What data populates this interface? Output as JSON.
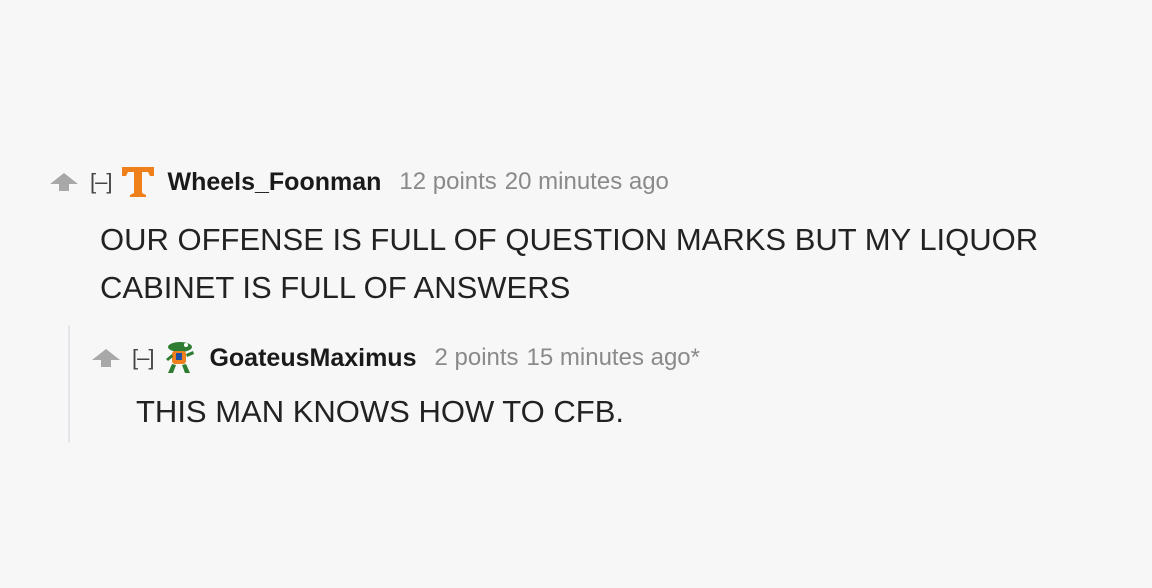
{
  "comments": [
    {
      "collapse_label": "[–]",
      "flair_icon": "tennessee-t-icon",
      "flair_color": "#ef7f1a",
      "author": "Wheels_Foonman",
      "score": "12 points",
      "time": "20 minutes ago",
      "body": "OUR OFFENSE IS FULL OF QUESTION MARKS BUT MY LIQUOR CABINET IS FULL OF ANSWERS"
    },
    {
      "collapse_label": "[–]",
      "flair_icon": "gator-mascot-icon",
      "author": "GoateusMaximus",
      "score": "2 points",
      "time": "15 minutes ago*",
      "body": "THIS MAN KNOWS HOW TO CFB."
    }
  ],
  "upvote_icon": "upvote-arrow-icon",
  "upvote_color": "#a8a8a8"
}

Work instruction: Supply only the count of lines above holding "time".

Completed exercise: 2